Assignment:
Leave out each picture. Repeat everything else in the records exactly.

Exercise material:
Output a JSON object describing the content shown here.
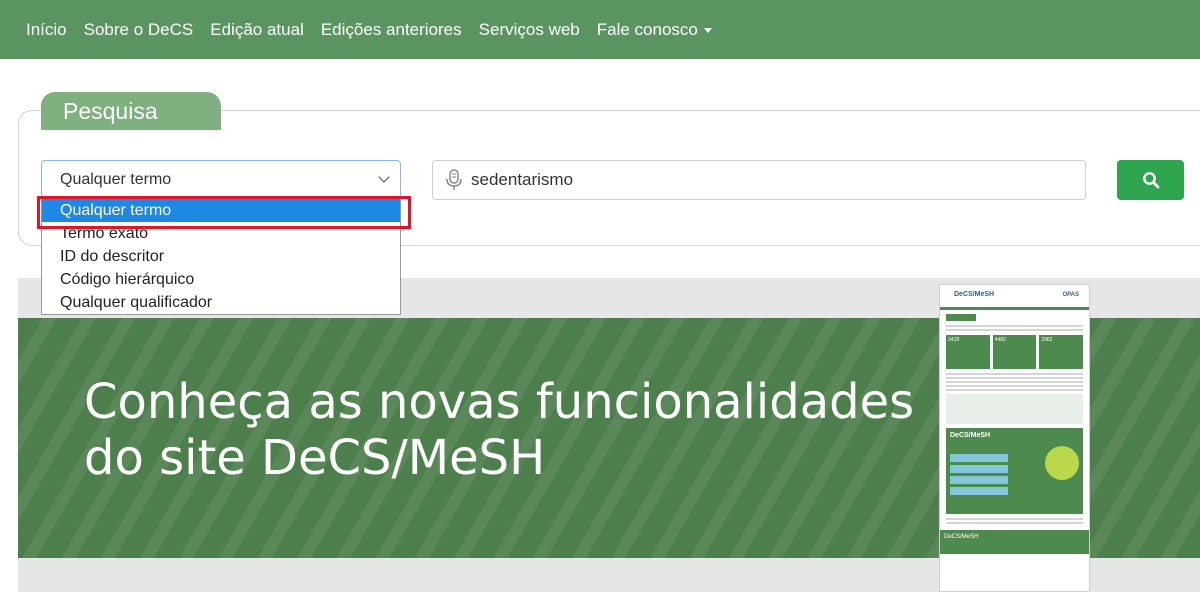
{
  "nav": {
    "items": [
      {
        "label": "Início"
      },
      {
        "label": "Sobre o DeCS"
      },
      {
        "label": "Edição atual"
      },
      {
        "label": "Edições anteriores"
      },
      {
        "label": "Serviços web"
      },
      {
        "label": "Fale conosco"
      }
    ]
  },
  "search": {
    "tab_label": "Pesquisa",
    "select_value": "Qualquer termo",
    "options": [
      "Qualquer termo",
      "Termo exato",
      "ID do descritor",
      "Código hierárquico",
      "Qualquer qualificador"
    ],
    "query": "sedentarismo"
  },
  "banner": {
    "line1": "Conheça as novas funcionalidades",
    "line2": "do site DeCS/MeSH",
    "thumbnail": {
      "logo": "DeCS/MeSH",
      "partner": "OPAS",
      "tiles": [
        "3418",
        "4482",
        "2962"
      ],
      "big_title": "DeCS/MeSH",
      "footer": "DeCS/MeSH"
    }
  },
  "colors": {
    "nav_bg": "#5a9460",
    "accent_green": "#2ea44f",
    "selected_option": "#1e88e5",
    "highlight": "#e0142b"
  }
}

Completed exercise:
Output a JSON object describing the content shown here.
{
  "nav": {
    "items": [
      {
        "label": "Início"
      },
      {
        "label": "Sobre o DeCS"
      },
      {
        "label": "Edição atual"
      },
      {
        "label": "Edições anteriores"
      },
      {
        "label": "Serviços web"
      },
      {
        "label": "Fale conosco"
      }
    ]
  },
  "search": {
    "tab_label": "Pesquisa",
    "select_value": "Qualquer termo",
    "options": [
      "Qualquer termo",
      "Termo exato",
      "ID do descritor",
      "Código hierárquico",
      "Qualquer qualificador"
    ],
    "query": "sedentarismo"
  },
  "banner": {
    "line1": "Conheça as novas funcionalidades",
    "line2": "do site DeCS/MeSH",
    "thumbnail": {
      "logo": "DeCS/MeSH",
      "partner": "OPAS",
      "tiles": [
        "3418",
        "4482",
        "2962"
      ],
      "big_title": "DeCS/MeSH",
      "footer": "DeCS/MeSH"
    }
  },
  "colors": {
    "nav_bg": "#5a9460",
    "accent_green": "#2ea44f",
    "selected_option": "#1e88e5",
    "highlight": "#e0142b"
  }
}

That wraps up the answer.